Theorem. The powerset of an infinite (denumerable) set is not denumerable.

Proof. The proof is by diagonalization.

Put the elements of the infinite set into a one-to-one correspondence with the natural numbers. (By hypothesis, the set is denumerable, so this step must be possible.) Then we can refer to the elements of the set as E1, E2, E3, and so on.

The elements of the powerset will be subsets of {E1, E2, E3, ...}. Assume we can put these subsets into a one-to-one correspondence with the natural numbers, as follows:

         E1   E2   E3   E4   E5
       ______________________________
   1  |   0    1    1    0    0   ...
   2  |   1    1    0    0    1   ...
   3  |   0    0    0    0    1   ...
   4  |   0    0    1    1    1   ...
   5  |   1    0    1    0    1   ...
  ...    ...  ...  ...  ...  ...  ...

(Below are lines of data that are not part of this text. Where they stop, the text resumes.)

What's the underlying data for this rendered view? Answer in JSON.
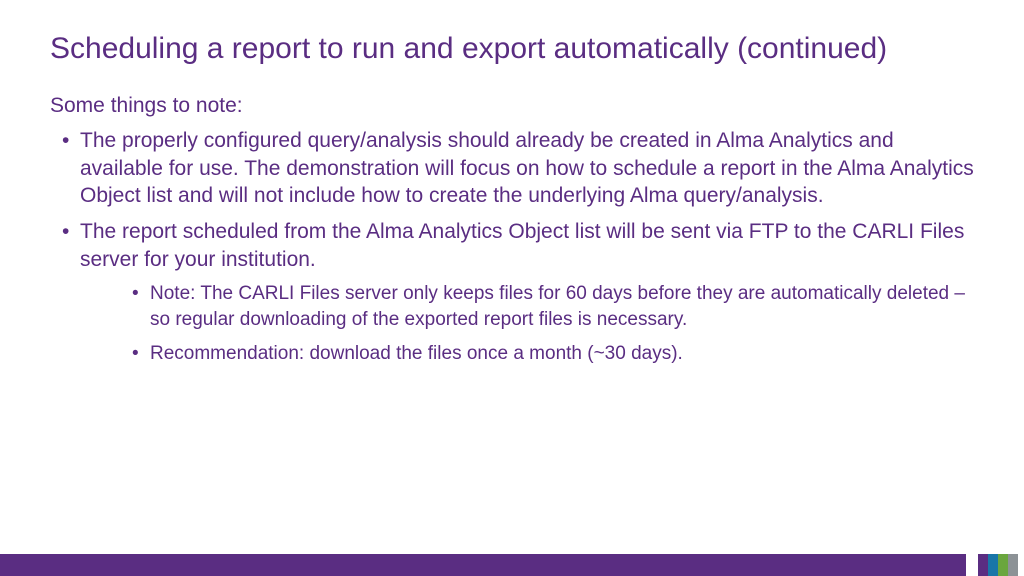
{
  "title": "Scheduling a report to run and export automatically (continued)",
  "intro": "Some things to note:",
  "bullets": [
    {
      "text": "The properly configured query/analysis should already be created in Alma Analytics and available for use.  The demonstration will focus on how to schedule a report in the Alma Analytics Object list and will not include how to create the underlying Alma query/analysis."
    },
    {
      "text": "The report scheduled from the Alma Analytics Object list will be sent via FTP to the CARLI Files server for your institution.",
      "sub": [
        "Note: The CARLI Files server only keeps files for 60 days before they are automatically deleted – so regular downloading of the exported report files is necessary.",
        "Recommendation: download the files once a month (~30 days)."
      ]
    }
  ]
}
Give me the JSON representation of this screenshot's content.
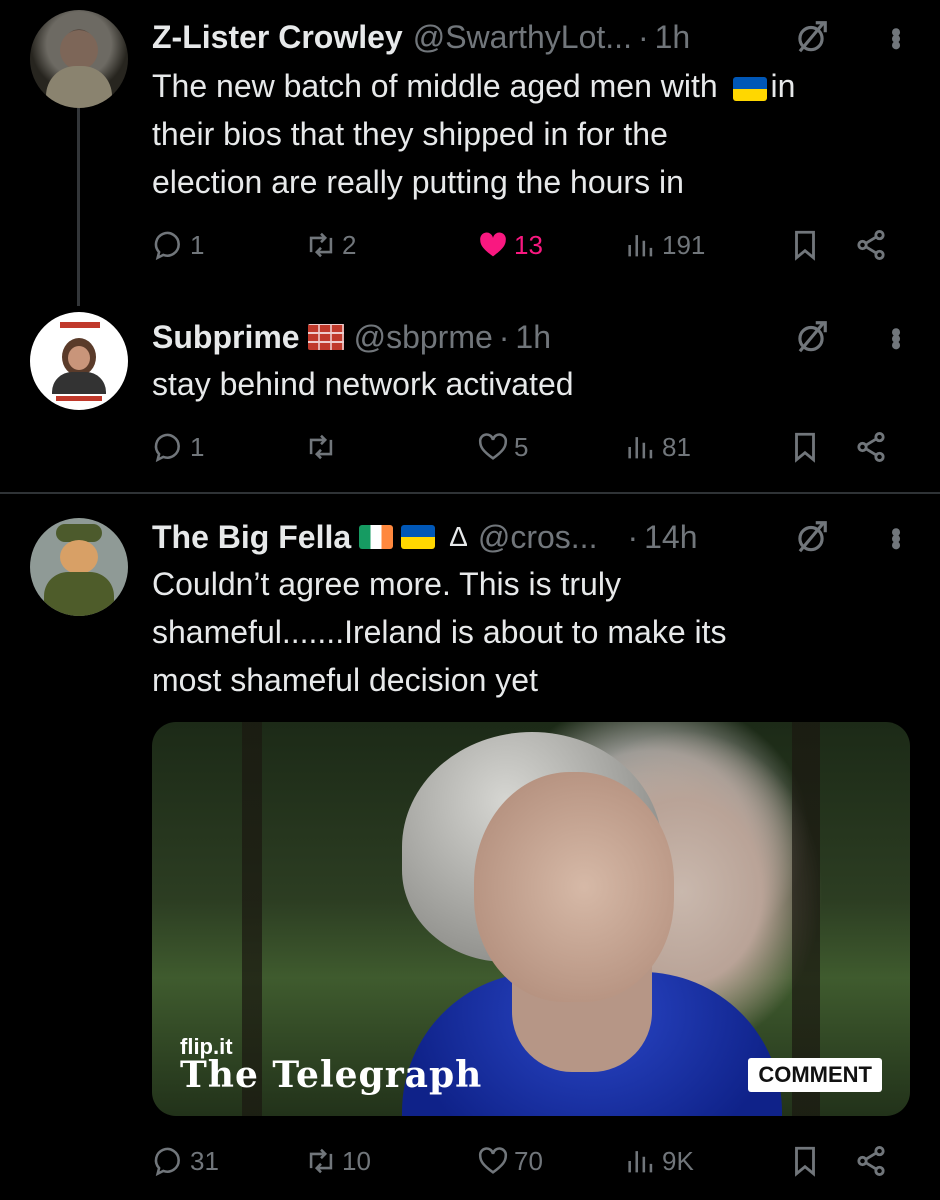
{
  "tweets": [
    {
      "name": "Z-Lister Crowley",
      "handle": "@SwarthyLot...",
      "dot": "·",
      "time": "1h",
      "body": "The new batch of middle aged men with 🇺🇦 in their bios that they shipped in for the election are really putting the hours in",
      "body_parts": [
        "The new batch of middle aged men with",
        "in",
        "their bios that they shipped in for the",
        "election are really putting the hours in"
      ],
      "replies": "1",
      "retweets": "2",
      "likes": "13",
      "views": "191",
      "liked": true
    },
    {
      "name": "Subprime",
      "handle": "@sbprme",
      "dot": "·",
      "time": "1h",
      "body": "stay behind network activated",
      "replies": "1",
      "retweets": "",
      "likes": "5",
      "views": "81",
      "liked": false
    },
    {
      "name": "The Big Fella",
      "handle": "@cros...",
      "dot": "·",
      "time": "14h",
      "triangle": "Δ",
      "body_lines": [
        "Couldn’t agree more.  This is truly",
        "shameful.......Ireland is about to make its",
        "most shameful decision yet"
      ],
      "media": {
        "watermark": "flip.it",
        "publisher": "The Telegraph",
        "badge": "COMMENT"
      },
      "replies": "31",
      "retweets": "10",
      "likes": "70",
      "views": "9K",
      "liked": false
    }
  ],
  "colors": {
    "background": "#000000",
    "text": "#e7e9ea",
    "muted": "#71767b",
    "like": "#f91880"
  },
  "icons": [
    "reply-icon",
    "retweet-icon",
    "heart-icon",
    "views-icon",
    "bookmark-icon",
    "share-icon",
    "mute-icon",
    "more-icon"
  ]
}
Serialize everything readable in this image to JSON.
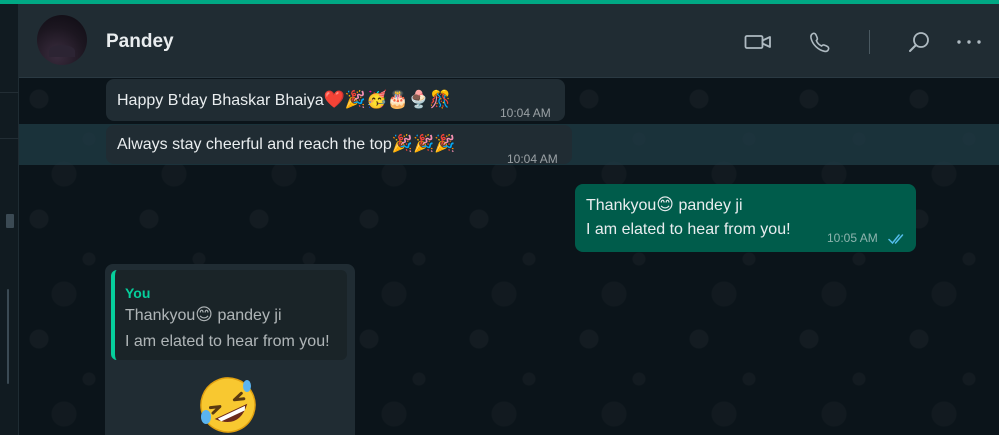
{
  "header": {
    "contact_name": "Pandey",
    "icons": [
      "video-call-icon",
      "voice-call-icon",
      "search-icon",
      "more-options-icon"
    ]
  },
  "messages": [
    {
      "direction": "incoming",
      "text": "Happy B'day Bhaskar Bhaiya",
      "emoji": "❤️🎉🥳🎂🍨🎊",
      "time": "10:04 AM"
    },
    {
      "direction": "incoming",
      "text": "Always stay cheerful and reach the top",
      "emoji": "🎉🎉🎉",
      "time": "10:04 AM",
      "highlighted": true
    },
    {
      "direction": "outgoing",
      "line1_before": "Thankyou",
      "line1_emoji": "😊",
      "line1_after": " pandey ji",
      "line2": "I am elated to hear from you!",
      "time": "10:05 AM",
      "status": "read"
    },
    {
      "direction": "incoming",
      "quote": {
        "author": "You",
        "line1_before": "Thankyou",
        "line1_emoji": "😊",
        "line1_after": " pandey ji",
        "line2": "I am elated to hear from you!"
      },
      "sticker": "rolling-laughing-emoji-sticker"
    }
  ],
  "colors": {
    "accent": "#00a884",
    "incoming_bubble": "#202c33",
    "outgoing_bubble": "#005c4b",
    "quote_author": "#06cf9c",
    "read_ticks": "#53bdeb"
  }
}
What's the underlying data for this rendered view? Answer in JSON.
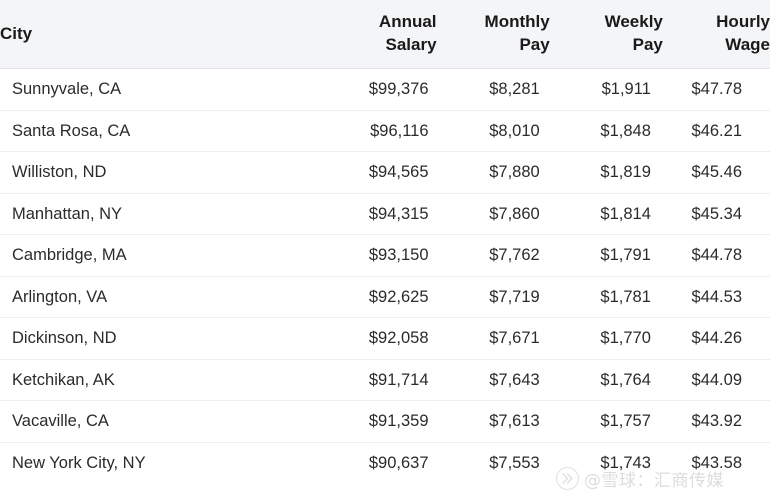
{
  "table": {
    "columns": [
      {
        "key": "city",
        "label": "City",
        "align": "left"
      },
      {
        "key": "annual",
        "label": "Annual\nSalary",
        "align": "right"
      },
      {
        "key": "monthly",
        "label": "Monthly\nPay",
        "align": "right"
      },
      {
        "key": "weekly",
        "label": "Weekly\nPay",
        "align": "right"
      },
      {
        "key": "hourly",
        "label": "Hourly\nWage",
        "align": "right"
      }
    ],
    "rows": [
      {
        "city": "Sunnyvale, CA",
        "annual": "$99,376",
        "monthly": "$8,281",
        "weekly": "$1,911",
        "hourly": "$47.78"
      },
      {
        "city": "Santa Rosa, CA",
        "annual": "$96,116",
        "monthly": "$8,010",
        "weekly": "$1,848",
        "hourly": "$46.21"
      },
      {
        "city": "Williston, ND",
        "annual": "$94,565",
        "monthly": "$7,880",
        "weekly": "$1,819",
        "hourly": "$45.46"
      },
      {
        "city": "Manhattan, NY",
        "annual": "$94,315",
        "monthly": "$7,860",
        "weekly": "$1,814",
        "hourly": "$45.34"
      },
      {
        "city": "Cambridge, MA",
        "annual": "$93,150",
        "monthly": "$7,762",
        "weekly": "$1,791",
        "hourly": "$44.78"
      },
      {
        "city": "Arlington, VA",
        "annual": "$92,625",
        "monthly": "$7,719",
        "weekly": "$1,781",
        "hourly": "$44.53"
      },
      {
        "city": "Dickinson, ND",
        "annual": "$92,058",
        "monthly": "$7,671",
        "weekly": "$1,770",
        "hourly": "$44.26"
      },
      {
        "city": "Ketchikan, AK",
        "annual": "$91,714",
        "monthly": "$7,643",
        "weekly": "$1,764",
        "hourly": "$44.09"
      },
      {
        "city": "Vacaville, CA",
        "annual": "$91,359",
        "monthly": "$7,613",
        "weekly": "$1,757",
        "hourly": "$43.92"
      },
      {
        "city": "New York City, NY",
        "annual": "$90,637",
        "monthly": "$7,553",
        "weekly": "$1,743",
        "hourly": "$43.58"
      }
    ]
  },
  "watermark": {
    "logo_icon": "xueqiu-logo-icon",
    "text": "@雪球：汇商传媒"
  },
  "colors": {
    "header_background": "#f4f5f7",
    "row_background": "#ffffff",
    "row_divider": "#eceef1",
    "header_divider": "#e3e4e8",
    "header_text": "#1a1a1a",
    "body_text": "#2b2b2b",
    "watermark_text": "#8e8e8e"
  }
}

(In the table, a 1 indicates that the element is present in the subset, and a 0 indicates that it is absent.) Now construct a new subset, as follows: For each natural number i, element Ei belongs to this new subset if and only if it doesn't belong to subset i.

Since this new subset differs from every subset in the correspondence by the presence or absence of at least one element, the correspondence is faulty. But since the only assumption we made about the correspondence is that it exists, no such correspondence can exist, and the powerset is not denumerable. Q.E.D.


Copyright 1996 by David Matuszek
Last modified Mar 31, 1996